But as a freelancer, we focus on the negatives, don’t we? So of course I zoned in on the one person who handed out criticism about my choice of topic and the style it was delivered in, and I paid all the attention to the one person who expressed apathy and perhaps a little disappointment with what I’d just said and how I’d just delivered it on that stage.
Both of those people were me. I don’t know if that makes things better or worse.
And what’s that, you ask? What was my favourite feedback from that day in London?
Oh, that’s easy. It was without doubt from the guy who came over at the end of the second session, and told me whilst expectantly holding up his iPhone in his left hand and his charger in his right, that the plug socket at the back of the room wasn’t working.
A less than electrifying performance all-round, it seems.
Regardless of my crippling self-doubt and relative inexperience in what I was doing that day, that talk at CopyCon 2019 – and Leif’s belief in me to take my place there – kickstarted my career as a professional speaker. Yes, I’d spoken at events previously and was more than comfortable and familiar with how to hold my own and grab my audience (both of those terms sound saucier than I meant them to). But those previous talks had either been representing someone, or something else, as part of my pre-freelance career. Or small events that didn’t carry the pressure of people having invested their hard-earned cash and spare time to be there.
People who had seen me at the event or heard presumably good things about how it played out subsequently booked me to speak on their stages, and my ‘speaking career’ (to coin a twattish phrase) went from there. And though I know for a fact that I’ve become better and bolder, and slicker and sharper with each appearance, that makes me feel kind of sad. I feel like I look back on that day at The Barbican and actively view it (rightly or wrongly) as not my best work. Those ‘first drafts’ for we creatives rarely are.
Whilst I certainly viewed my time on the CopyCon stage as the best of my ability at the time (I was so honoured and so fucking grateful to be there it’s untrue), what I have to admit is that my ability at that time wasn’t the best of me. And I need to go easy on myself for that. We’re all doing what we do, and hopefully getting better at it, each and every day.
Whilst representing ProCopywriters (as a speaker, contributor, and – of course – a writer) has always won me clients and opportunities (as well as the obligatory fans and fame, obvs), I’m under no illusion that I’m purely representing just myself in anything I do, here.
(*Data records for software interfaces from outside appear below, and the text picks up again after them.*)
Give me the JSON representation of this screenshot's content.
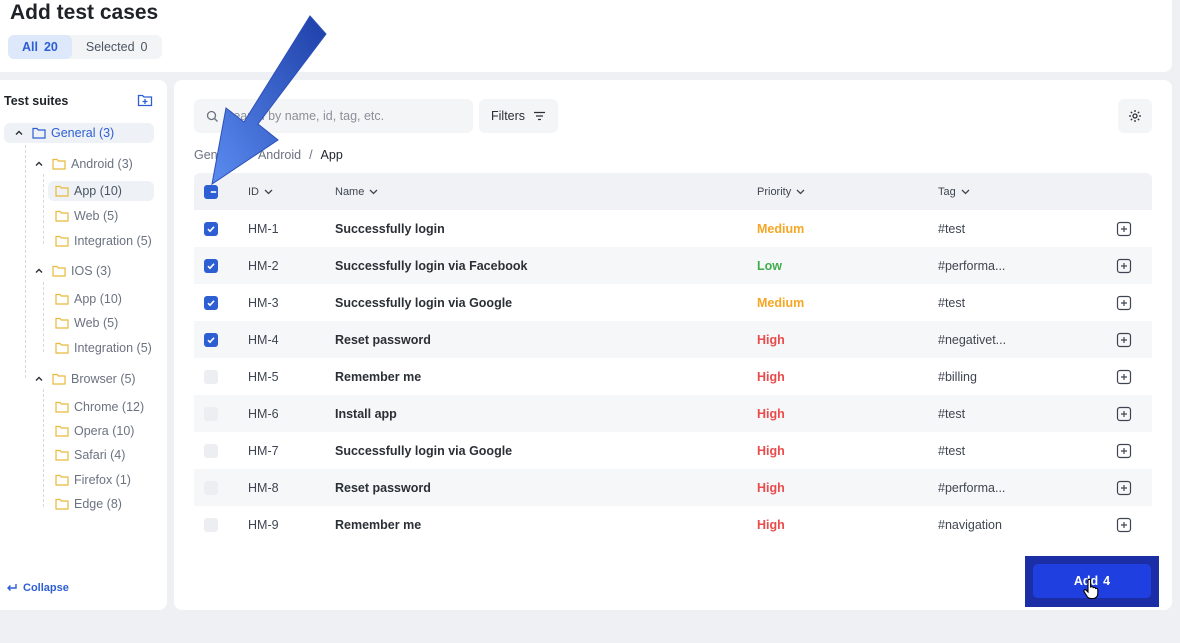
{
  "header": {
    "title": "Add test cases",
    "tabs": [
      {
        "label": "All",
        "count": "20"
      },
      {
        "label": "Selected",
        "count": "0"
      }
    ]
  },
  "sidebar": {
    "title": "Test suites",
    "collapse_label": "Collapse",
    "tree": [
      {
        "label": "General (3)"
      },
      {
        "label": "Android (3)"
      },
      {
        "label": "App (10)"
      },
      {
        "label": "Web (5)"
      },
      {
        "label": "Integration (5)"
      },
      {
        "label": "IOS (3)"
      },
      {
        "label": "App (10)"
      },
      {
        "label": "Web (5)"
      },
      {
        "label": "Integration (5)"
      },
      {
        "label": "Browser (5)"
      },
      {
        "label": "Chrome (12)"
      },
      {
        "label": "Opera (10)"
      },
      {
        "label": "Safari (4)"
      },
      {
        "label": "Firefox (1)"
      },
      {
        "label": "Edge (8)"
      }
    ]
  },
  "toolbar": {
    "search_placeholder": "Search by name, id, tag, etc.",
    "filters_label": "Filters"
  },
  "breadcrumb": [
    "General",
    "Android",
    "App"
  ],
  "table": {
    "columns": {
      "id": "ID",
      "name": "Name",
      "priority": "Priority",
      "tag": "Tag"
    },
    "rows": [
      {
        "id": "HM-1",
        "name": "Successfully login",
        "priority": "Medium",
        "tag": "#test",
        "checked": true
      },
      {
        "id": "HM-2",
        "name": "Successfully login via Facebook",
        "priority": "Low",
        "tag": "#performa...",
        "checked": true
      },
      {
        "id": "HM-3",
        "name": "Successfully login via Google",
        "priority": "Medium",
        "tag": "#test",
        "checked": true
      },
      {
        "id": "HM-4",
        "name": "Reset password",
        "priority": "High",
        "tag": "#negativet...",
        "checked": true
      },
      {
        "id": "HM-5",
        "name": "Remember me",
        "priority": "High",
        "tag": "#billing",
        "checked": false
      },
      {
        "id": "HM-6",
        "name": "Install app",
        "priority": "High",
        "tag": "#test",
        "checked": false
      },
      {
        "id": "HM-7",
        "name": "Successfully login via Google",
        "priority": "High",
        "tag": "#test",
        "checked": false
      },
      {
        "id": "HM-8",
        "name": "Reset password",
        "priority": "High",
        "tag": "#performa...",
        "checked": false
      },
      {
        "id": "HM-9",
        "name": "Remember me",
        "priority": "High",
        "tag": "#navigation",
        "checked": false
      }
    ]
  },
  "priority_colors": {
    "Medium": "#f5a623",
    "Low": "#3fae4a",
    "High": "#ea4b4b"
  },
  "accent_color": "#2d5fd3",
  "add_button": {
    "label": "Add",
    "count": "4"
  },
  "icons": [
    "search-icon",
    "filter-icon",
    "gear-icon",
    "folder-icon",
    "folder-plus-icon",
    "chevron-up-icon",
    "chevron-down-icon",
    "plus-square-icon",
    "collapse-arrow-icon",
    "hand-cursor-icon",
    "pointer-arrow-annotation"
  ]
}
I’m representing ProCopywriters – the people and the organisation who saw my potential, even if they knew I was a long way off from reaching it.
It’s the same whenever I’m paid by a person or establishment to put myself out there on their stage, and that’s an honour and expectation that will never leave me. If that reminder of WHY you’re actually up there – and who gave you the platform in the first place – doesn’t make you up your game and start flipping the board a little, then you don’t deserve to take that spotlight.
Who knows if I’ll get the opportunity to speak on that ProCopywriters stage again (wherever in the world CopyCon goes next), but I know for certain that when I visit as a delegate this year at the Brighton 2022 event, I’ll be watching all of the speakers closely – championing their confidence in putting themselves out there, absorbing their passion of what it means to talk about something on a level nobody else can reach, and stealing a little something of whatever makes each of those speakers truly shine on that stage… ready for the next time I step out on one myself.
Brighton, inspire me.